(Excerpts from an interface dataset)

········

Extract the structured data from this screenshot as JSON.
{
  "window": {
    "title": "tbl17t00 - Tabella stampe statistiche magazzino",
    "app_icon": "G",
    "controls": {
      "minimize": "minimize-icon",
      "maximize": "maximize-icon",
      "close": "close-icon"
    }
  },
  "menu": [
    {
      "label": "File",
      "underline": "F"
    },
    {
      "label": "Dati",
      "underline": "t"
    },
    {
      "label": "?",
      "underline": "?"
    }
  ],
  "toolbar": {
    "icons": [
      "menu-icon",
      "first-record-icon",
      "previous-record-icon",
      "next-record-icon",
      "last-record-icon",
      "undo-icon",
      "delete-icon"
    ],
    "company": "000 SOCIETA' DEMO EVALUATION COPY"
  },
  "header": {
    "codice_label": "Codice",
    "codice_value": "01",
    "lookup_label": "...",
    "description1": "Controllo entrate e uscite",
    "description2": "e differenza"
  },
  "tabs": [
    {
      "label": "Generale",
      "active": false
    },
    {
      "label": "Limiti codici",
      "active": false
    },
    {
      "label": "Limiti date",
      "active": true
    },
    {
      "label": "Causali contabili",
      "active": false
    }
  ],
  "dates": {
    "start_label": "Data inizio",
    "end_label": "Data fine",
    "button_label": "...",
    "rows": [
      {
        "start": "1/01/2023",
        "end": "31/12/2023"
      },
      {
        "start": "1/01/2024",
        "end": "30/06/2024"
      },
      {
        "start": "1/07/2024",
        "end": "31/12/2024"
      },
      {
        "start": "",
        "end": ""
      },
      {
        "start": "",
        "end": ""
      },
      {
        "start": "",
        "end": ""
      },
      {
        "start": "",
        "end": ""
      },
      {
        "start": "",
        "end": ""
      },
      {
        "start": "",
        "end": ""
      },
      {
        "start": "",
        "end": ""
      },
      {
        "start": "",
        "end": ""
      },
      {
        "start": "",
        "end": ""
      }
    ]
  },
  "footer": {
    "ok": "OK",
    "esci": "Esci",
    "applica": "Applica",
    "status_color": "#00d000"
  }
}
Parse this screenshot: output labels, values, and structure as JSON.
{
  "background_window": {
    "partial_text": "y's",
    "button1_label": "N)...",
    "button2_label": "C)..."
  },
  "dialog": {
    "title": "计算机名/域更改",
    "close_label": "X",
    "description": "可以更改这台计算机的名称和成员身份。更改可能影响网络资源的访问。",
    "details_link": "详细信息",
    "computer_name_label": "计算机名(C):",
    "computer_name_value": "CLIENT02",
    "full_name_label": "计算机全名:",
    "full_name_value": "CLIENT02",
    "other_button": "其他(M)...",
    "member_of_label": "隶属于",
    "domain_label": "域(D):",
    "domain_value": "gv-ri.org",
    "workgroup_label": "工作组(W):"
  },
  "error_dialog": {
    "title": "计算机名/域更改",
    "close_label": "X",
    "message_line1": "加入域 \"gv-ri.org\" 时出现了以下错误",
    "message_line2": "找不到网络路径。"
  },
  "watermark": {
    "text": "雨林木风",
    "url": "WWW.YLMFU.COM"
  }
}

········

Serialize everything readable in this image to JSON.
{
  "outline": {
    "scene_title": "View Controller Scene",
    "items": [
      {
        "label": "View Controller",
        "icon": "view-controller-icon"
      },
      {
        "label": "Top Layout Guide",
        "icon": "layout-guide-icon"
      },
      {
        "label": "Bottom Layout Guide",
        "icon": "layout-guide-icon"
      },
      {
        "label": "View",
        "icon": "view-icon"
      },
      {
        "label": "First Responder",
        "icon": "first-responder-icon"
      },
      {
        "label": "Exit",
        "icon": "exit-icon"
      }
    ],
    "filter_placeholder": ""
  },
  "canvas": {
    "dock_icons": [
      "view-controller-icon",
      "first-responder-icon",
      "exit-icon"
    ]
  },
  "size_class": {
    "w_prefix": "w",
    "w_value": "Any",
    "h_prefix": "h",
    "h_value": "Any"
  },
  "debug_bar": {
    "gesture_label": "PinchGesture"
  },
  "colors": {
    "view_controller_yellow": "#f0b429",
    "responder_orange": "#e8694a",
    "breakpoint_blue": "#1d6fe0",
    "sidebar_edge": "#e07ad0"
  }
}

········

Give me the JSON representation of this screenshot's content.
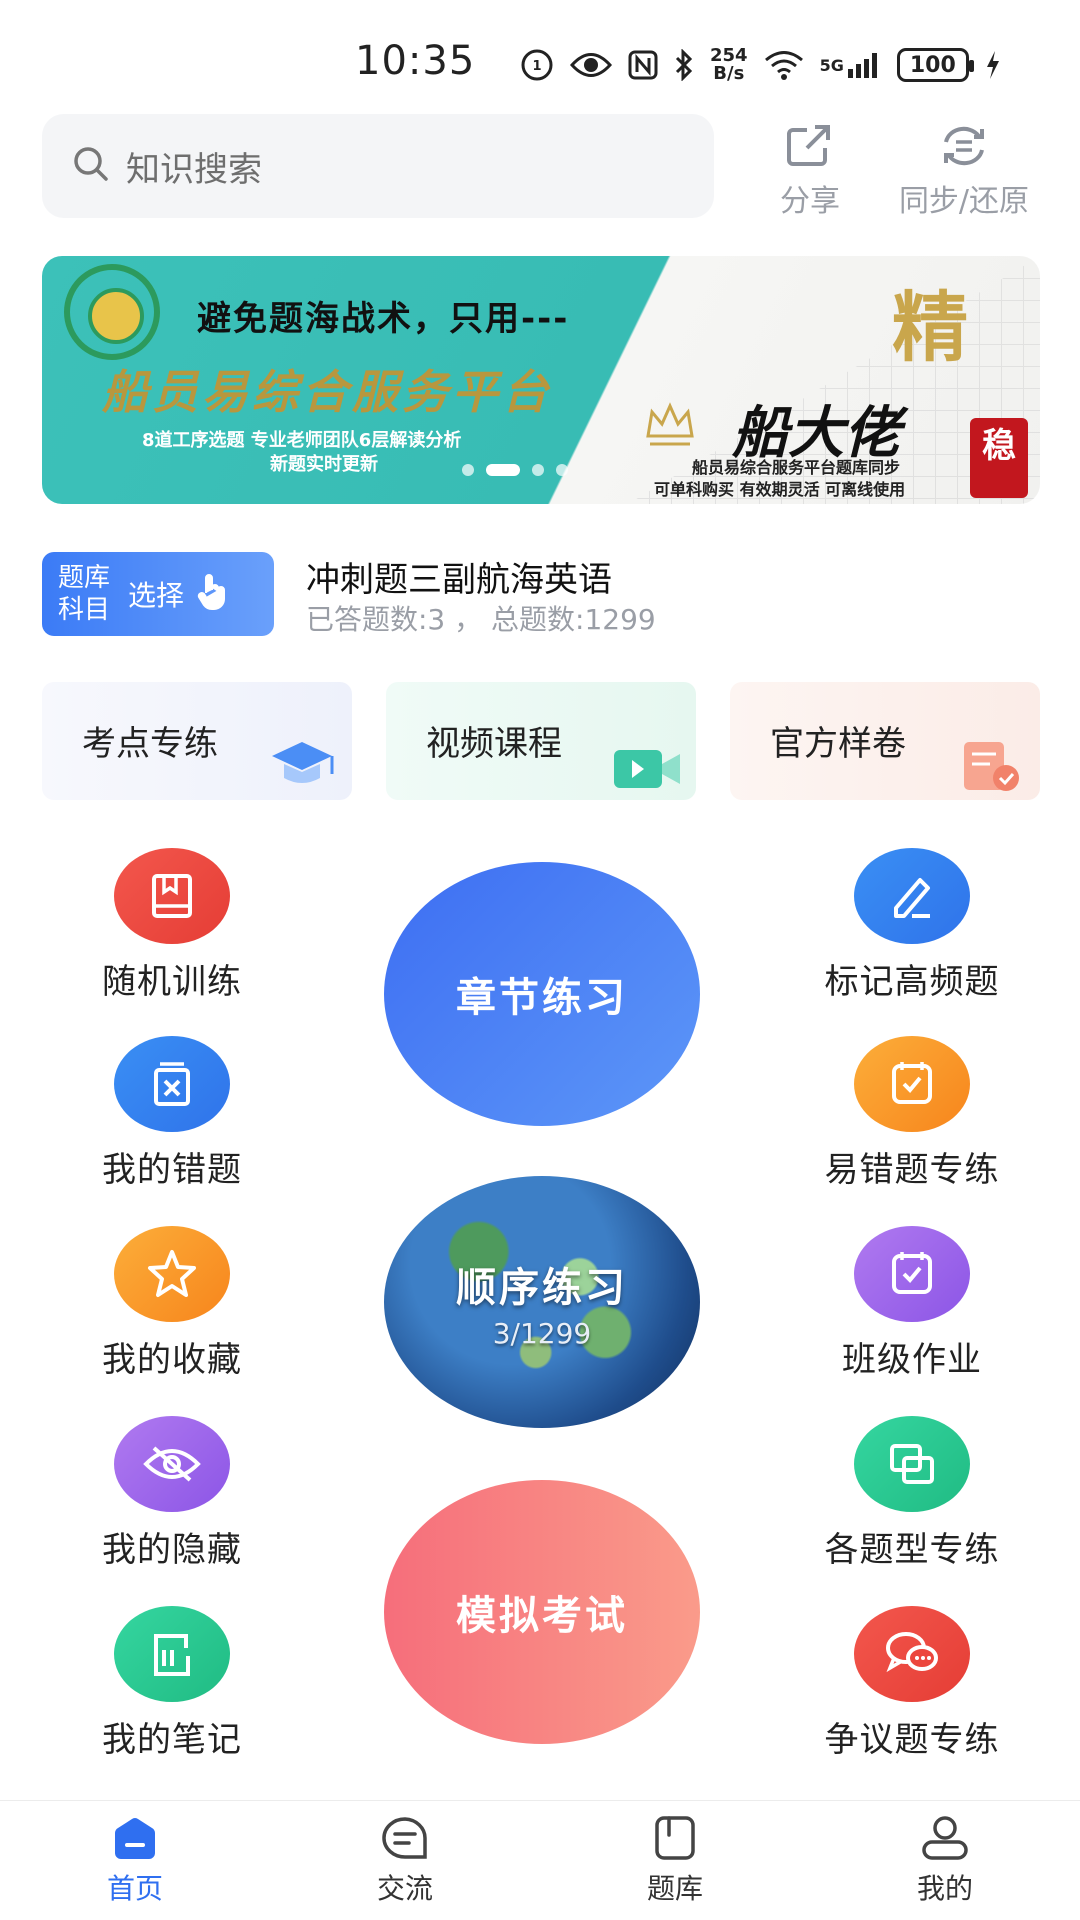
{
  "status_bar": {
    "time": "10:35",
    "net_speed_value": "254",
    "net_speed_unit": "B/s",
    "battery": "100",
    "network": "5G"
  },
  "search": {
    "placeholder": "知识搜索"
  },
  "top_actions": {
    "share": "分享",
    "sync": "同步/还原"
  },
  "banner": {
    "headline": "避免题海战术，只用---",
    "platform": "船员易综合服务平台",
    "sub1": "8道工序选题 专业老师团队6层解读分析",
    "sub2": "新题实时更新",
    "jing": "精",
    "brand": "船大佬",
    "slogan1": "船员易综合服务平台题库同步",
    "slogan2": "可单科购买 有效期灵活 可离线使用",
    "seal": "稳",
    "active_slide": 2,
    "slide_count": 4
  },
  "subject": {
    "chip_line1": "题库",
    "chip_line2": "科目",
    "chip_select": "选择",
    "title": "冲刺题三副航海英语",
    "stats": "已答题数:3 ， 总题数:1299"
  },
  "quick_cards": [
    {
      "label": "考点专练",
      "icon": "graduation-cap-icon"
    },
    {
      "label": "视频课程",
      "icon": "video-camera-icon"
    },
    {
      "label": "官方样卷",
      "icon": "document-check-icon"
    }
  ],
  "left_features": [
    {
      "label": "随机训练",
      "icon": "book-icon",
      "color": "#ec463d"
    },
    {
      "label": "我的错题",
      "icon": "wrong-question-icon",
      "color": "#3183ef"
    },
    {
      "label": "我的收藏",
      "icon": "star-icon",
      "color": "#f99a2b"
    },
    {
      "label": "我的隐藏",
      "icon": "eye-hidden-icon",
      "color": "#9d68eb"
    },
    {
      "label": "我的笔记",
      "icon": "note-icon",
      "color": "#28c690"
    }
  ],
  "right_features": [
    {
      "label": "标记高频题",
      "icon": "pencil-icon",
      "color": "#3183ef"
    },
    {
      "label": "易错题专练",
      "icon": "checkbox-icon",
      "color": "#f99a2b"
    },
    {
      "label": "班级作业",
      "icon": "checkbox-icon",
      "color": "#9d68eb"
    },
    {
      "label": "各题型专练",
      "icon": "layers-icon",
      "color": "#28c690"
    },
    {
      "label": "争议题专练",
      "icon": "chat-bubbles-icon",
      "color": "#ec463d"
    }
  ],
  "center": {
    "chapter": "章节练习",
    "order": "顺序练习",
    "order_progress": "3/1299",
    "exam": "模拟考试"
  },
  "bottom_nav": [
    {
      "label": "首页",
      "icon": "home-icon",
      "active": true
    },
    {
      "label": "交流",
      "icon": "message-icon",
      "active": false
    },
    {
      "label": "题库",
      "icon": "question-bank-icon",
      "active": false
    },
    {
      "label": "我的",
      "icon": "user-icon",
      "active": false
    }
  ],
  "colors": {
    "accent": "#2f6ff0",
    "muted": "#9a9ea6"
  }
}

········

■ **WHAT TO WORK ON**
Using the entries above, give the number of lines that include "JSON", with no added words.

■ **SOLVED PROBLEM**
4